Supporting students, mentors, and instructors engaged in research.

Sean Gilmore

Alumni Spotlight | October 2016

KU major: Social Welfare, Class of 2015

Current occupation: Medical Speech-Language Pathology Graduate Student at the University of Washington 

Mentor while at KU: Dr. Holly Storkel

 

 

 

 

 


Q: Describe the undergraduate research experience that you had while at KU:

A: The study I participated in was a summer 2014 snapshot from a five-year project of Dr. Holly Storkel's that uses interactive book reading as a word learning treatment for Kindergarten children with Specific Language Impairment (SLI). The goal was to determine how many exposures children with SLI need to learn a word, as they may need 2-3 times more exposure to learn a word compared to typically developing children. Meanwhile, the data gained could be useful for improving word learning by children with SLI. My research experience included administering language screenings at local schools for recruitment, providing interactive book reading treatment to kindergarten children with SLI, data entry, procedural and definition reliability scoring, and writing a research paper. Since I was a part of the McNair Scholars Program, I orally presented my research at their annual symposium as well as a national McNair conference in Atlanta, Georgia.

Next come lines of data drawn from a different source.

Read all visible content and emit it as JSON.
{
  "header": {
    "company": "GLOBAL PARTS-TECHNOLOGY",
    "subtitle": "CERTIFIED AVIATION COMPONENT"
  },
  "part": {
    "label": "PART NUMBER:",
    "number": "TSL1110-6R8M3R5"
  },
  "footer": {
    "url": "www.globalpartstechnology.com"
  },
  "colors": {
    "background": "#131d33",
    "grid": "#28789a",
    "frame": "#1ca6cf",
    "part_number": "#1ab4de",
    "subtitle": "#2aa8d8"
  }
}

I also participated in the University of Kansas Undergraduate Research Poster Session during Summer 2014.

 

Q: What do you think was the most important thing you learned while doing undergraduate research? 

A: The most important thing I learned while doing undergraduate research was the research process and its complexity. I had limited knowledge of the IRB, treatment intensities, and analysis. It was my first research experience and it was hands-on, allowing me to provide interactive book reading treatment to kindergarten children with Specific Language Impairment (SLI). Prior to my involvement with the study, I also had limited knowledge of this treatment and population. I've learned so much about the strengths and challenges of individuals with SLI as well as the usefulness of interactive book reading. This information gathered from my direct experience with participants and the literature review continues to inform and guide my clinical practice.

 

Q: What advice do you have for undergraduates who might be interested in doing research or creative work?

A: Absolutely do it! Now is a great time to explore your interests and to gain a better understanding of the research process. I made a lot of supportive, encouraging, and motivating connections with faculty, staff, and doctoral students. If you even have a slight inkling that you may want to go to graduate school, this would be a great way to test the waters and know if it is your passion!

 

Q: Do you use any of the skills or perspectives gained doing research in your current occupation? How so?

A: Considering I'm in graduate school and currently working on a master's thesis, I would have to say that my undergraduate research has prepared me for my current studies as well as given me the critical thinking skills, patience, and knowledge of the research process needed to succeed in my program. In addition, my field is driven by evidence-based practice. Having an understanding of how to begin searching for relevant articles, evaluating the validity and reliability of findings, and knowing how research applies to clinical settings has been beneficial as an aspiring speech-language pathologist.

 

Q: Many undergraduates are making decisions about what to do after they graduate from KU. Having been in those shoes, what do you know now that you wish you’d known then? Do you have any advice?

A: My advice is to follow your interests, whether that's going to graduate school, working immediately after graduation, or taking personal time (e.g. traveling or self-care). Do not feel pressured to go to graduate school the following year if you feel like you'll get burned out or need more time. With that being said, I decided to go to graduate school immediately after graduating and that was the best decision for me! Consider all your goals and obstacles while making a decision that is best for YOU.

 


Spotlight Search



 

 

Connect With Us
Research teaches critical thinking and problem solving — top skills sought by employers
The Research Experience Program has certified more than 2,000 students since 2005
KU is a member of the Council on Undergraduate Research
More than 1,200 students have received Undergraduate Research Awards since 1986
More than 150 mentors sponsored undergraduate projects through the Center for Undergraduate Research each year
KU's first valedictorian, Flora Richardson, conducted research as an undergraduate before graduating in 1873
Highlight your research on your transcript: Get certified through the Research Experience Program
Use research to apply what you learned in the classroom to a real problem
Students who perform research develop strong relationships with KU faculty
Research is a hands-on way to explore career options
One of 34 U.S. public institutions in the prestigious Association of American Universities
44 nationally ranked graduate programs.
—U.S. News & World Report